[[ Supplied records open ]]
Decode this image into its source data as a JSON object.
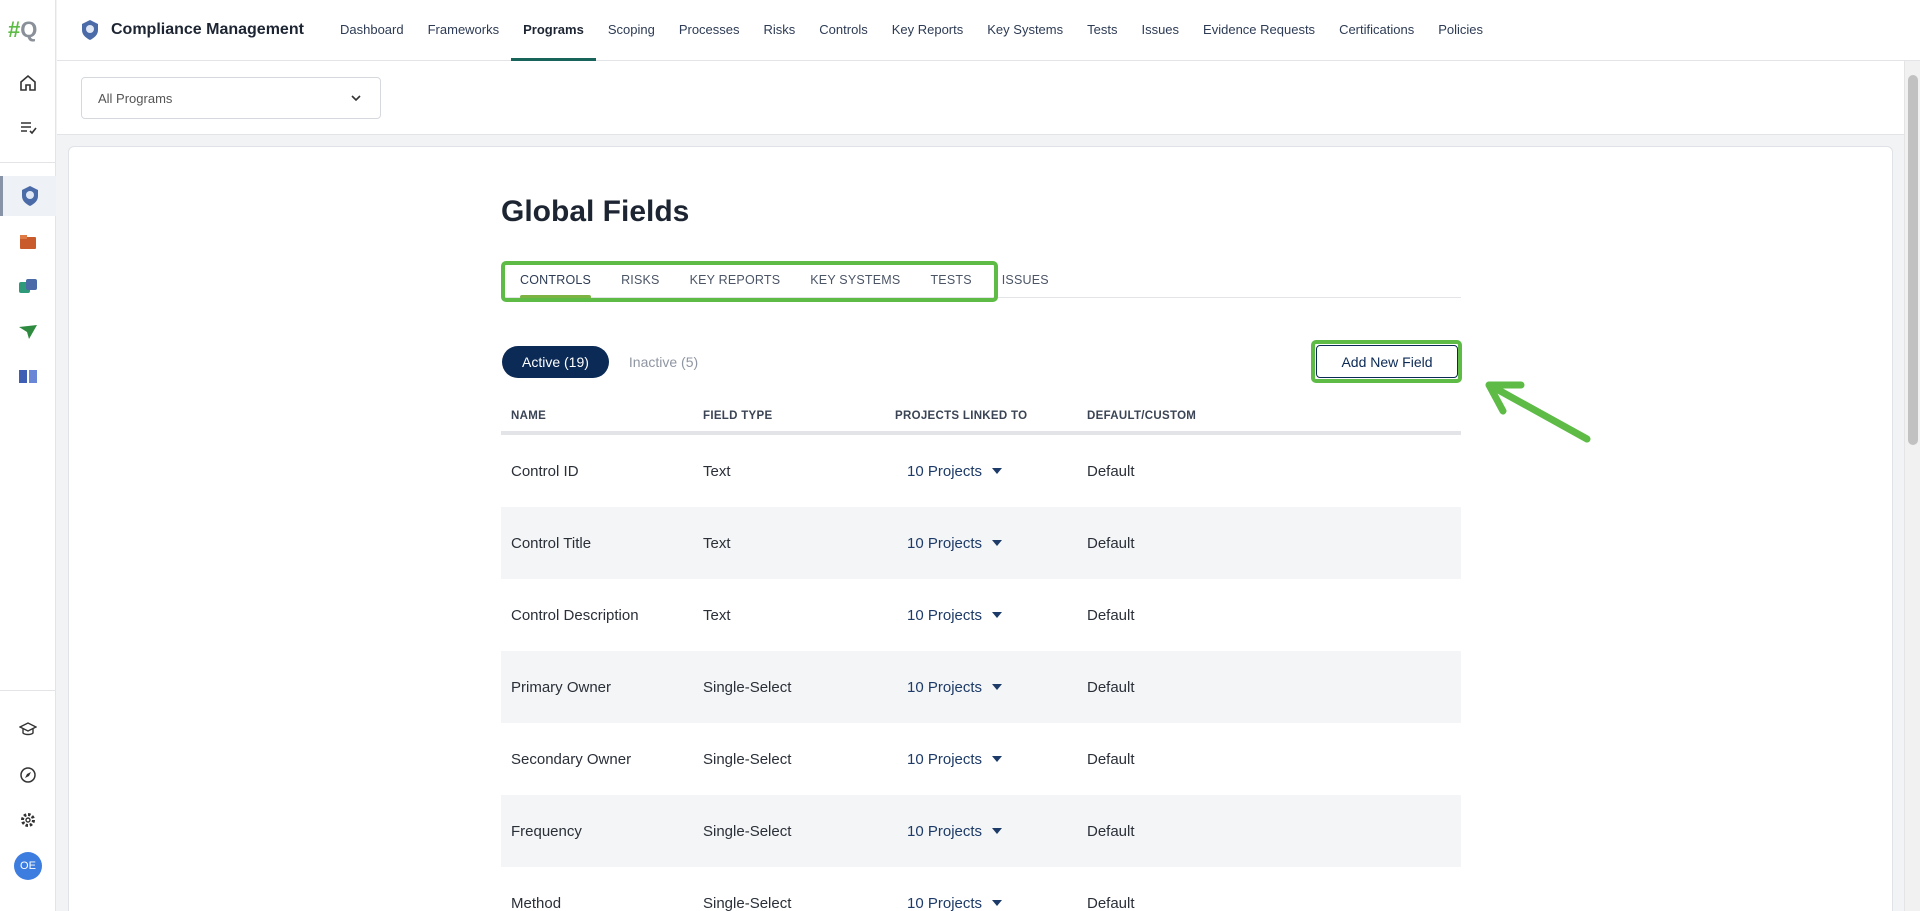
{
  "app": {
    "logo_text_hash": "#",
    "logo_text_q": "Q",
    "module_title": "Compliance Management"
  },
  "nav": {
    "items": [
      {
        "label": "Dashboard",
        "active": false
      },
      {
        "label": "Frameworks",
        "active": false
      },
      {
        "label": "Programs",
        "active": true
      },
      {
        "label": "Scoping",
        "active": false
      },
      {
        "label": "Processes",
        "active": false
      },
      {
        "label": "Risks",
        "active": false
      },
      {
        "label": "Controls",
        "active": false
      },
      {
        "label": "Key Reports",
        "active": false
      },
      {
        "label": "Key Systems",
        "active": false
      },
      {
        "label": "Tests",
        "active": false
      },
      {
        "label": "Issues",
        "active": false
      },
      {
        "label": "Evidence Requests",
        "active": false
      },
      {
        "label": "Certifications",
        "active": false
      },
      {
        "label": "Policies",
        "active": false
      }
    ]
  },
  "sidebar": {
    "icons": [
      "home-icon",
      "tasks-list-icon",
      "compliance-badge-icon",
      "folder-icon",
      "sync-icon",
      "paper-plane-icon",
      "book-icon",
      "learning-cap-icon",
      "compass-icon",
      "gear-icon"
    ],
    "avatar_initials": "OE"
  },
  "filter": {
    "program_select_value": "All Programs"
  },
  "page": {
    "title": "Global Fields",
    "tabs": [
      "CONTROLS",
      "RISKS",
      "KEY REPORTS",
      "KEY SYSTEMS",
      "TESTS",
      "ISSUES"
    ],
    "active_tab": "CONTROLS",
    "filter_active": "Active (19)",
    "filter_inactive": "Inactive (5)",
    "add_button": "Add New Field"
  },
  "table": {
    "headers": [
      "NAME",
      "FIELD TYPE",
      "PROJECTS LINKED TO",
      "DEFAULT/CUSTOM"
    ],
    "rows": [
      {
        "name": "Control ID",
        "type": "Text",
        "projects": "10 Projects",
        "kind": "Default"
      },
      {
        "name": "Control Title",
        "type": "Text",
        "projects": "10 Projects",
        "kind": "Default"
      },
      {
        "name": "Control Description",
        "type": "Text",
        "projects": "10 Projects",
        "kind": "Default"
      },
      {
        "name": "Primary Owner",
        "type": "Single-Select",
        "projects": "10 Projects",
        "kind": "Default"
      },
      {
        "name": "Secondary Owner",
        "type": "Single-Select",
        "projects": "10 Projects",
        "kind": "Default"
      },
      {
        "name": "Frequency",
        "type": "Single-Select",
        "projects": "10 Projects",
        "kind": "Default"
      },
      {
        "name": "Method",
        "type": "Single-Select",
        "projects": "10 Projects",
        "kind": "Default"
      }
    ]
  },
  "colors": {
    "accent_navy": "#0b2a55",
    "highlight_green": "#5dbb46",
    "nav_active_underline": "#18645a"
  }
}
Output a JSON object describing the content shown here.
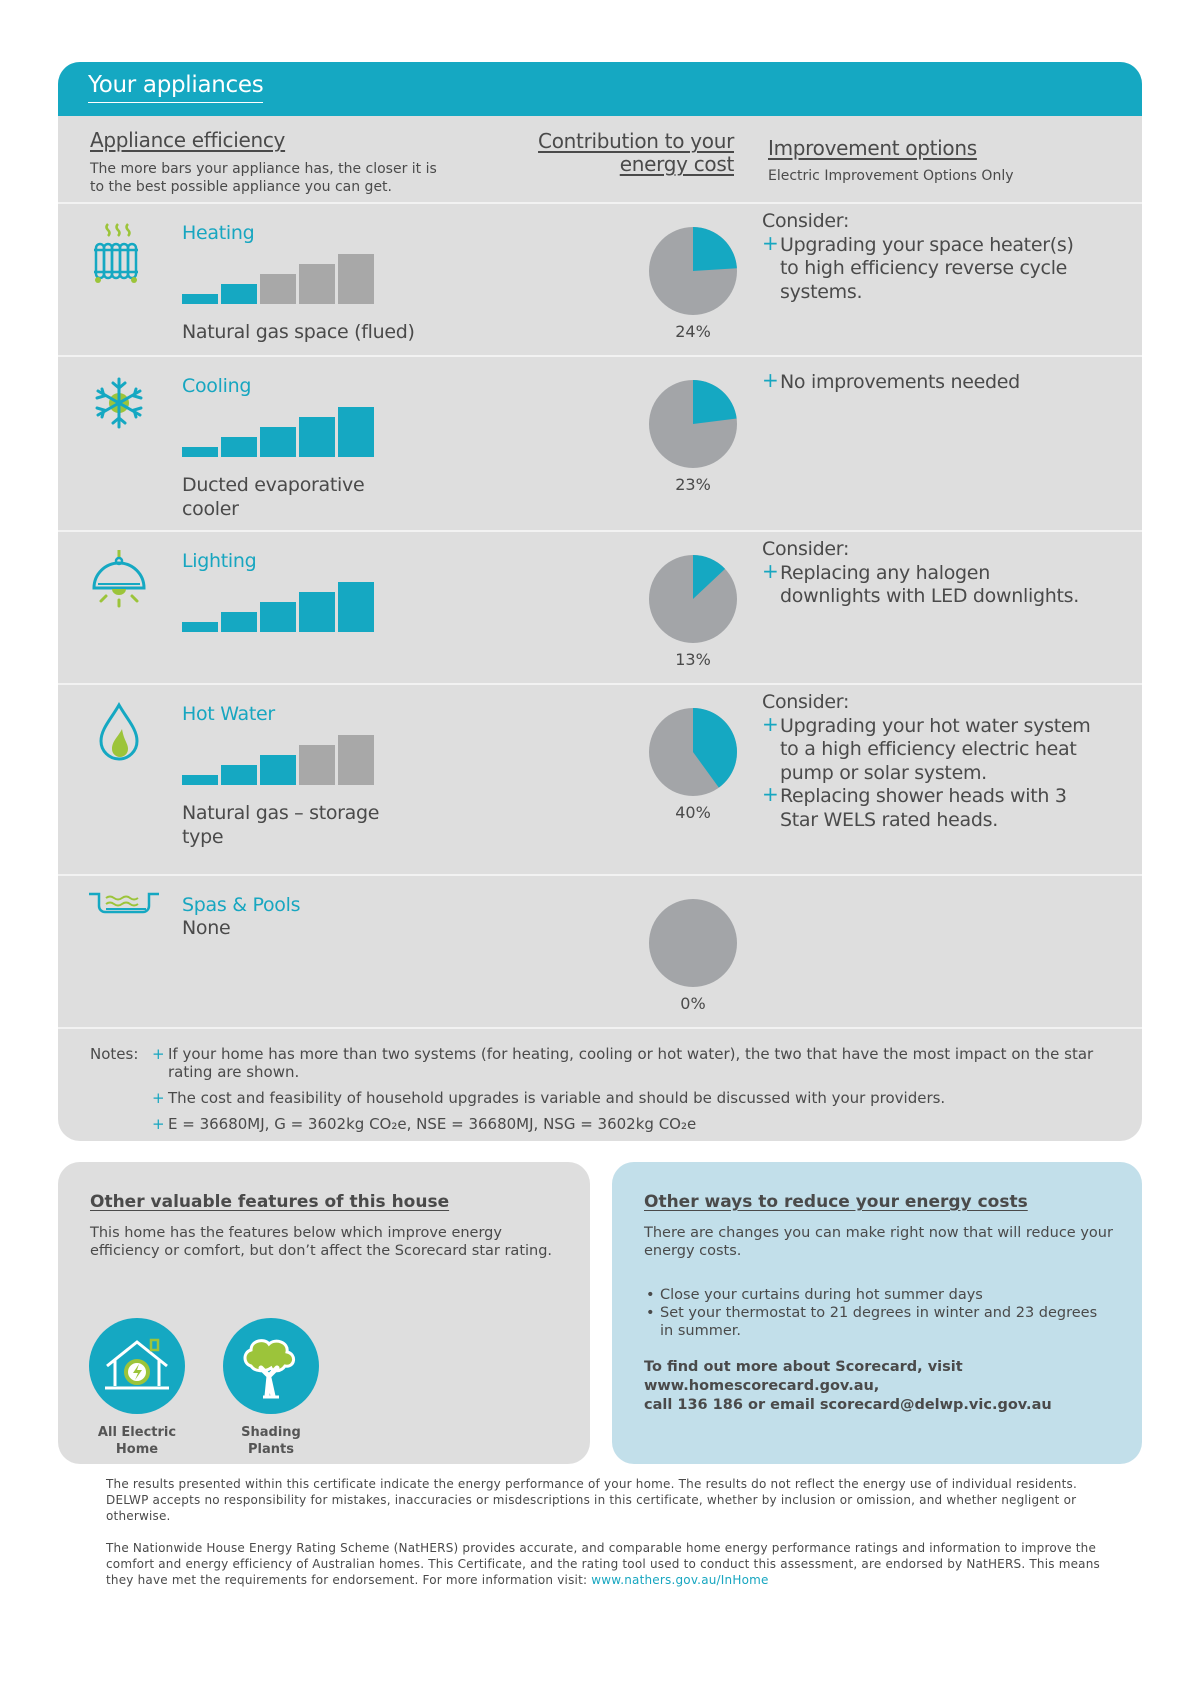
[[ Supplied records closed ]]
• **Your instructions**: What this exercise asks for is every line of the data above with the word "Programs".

• **Written solution**:
        "label": "Programs",
    "program_select_value": "All Programs"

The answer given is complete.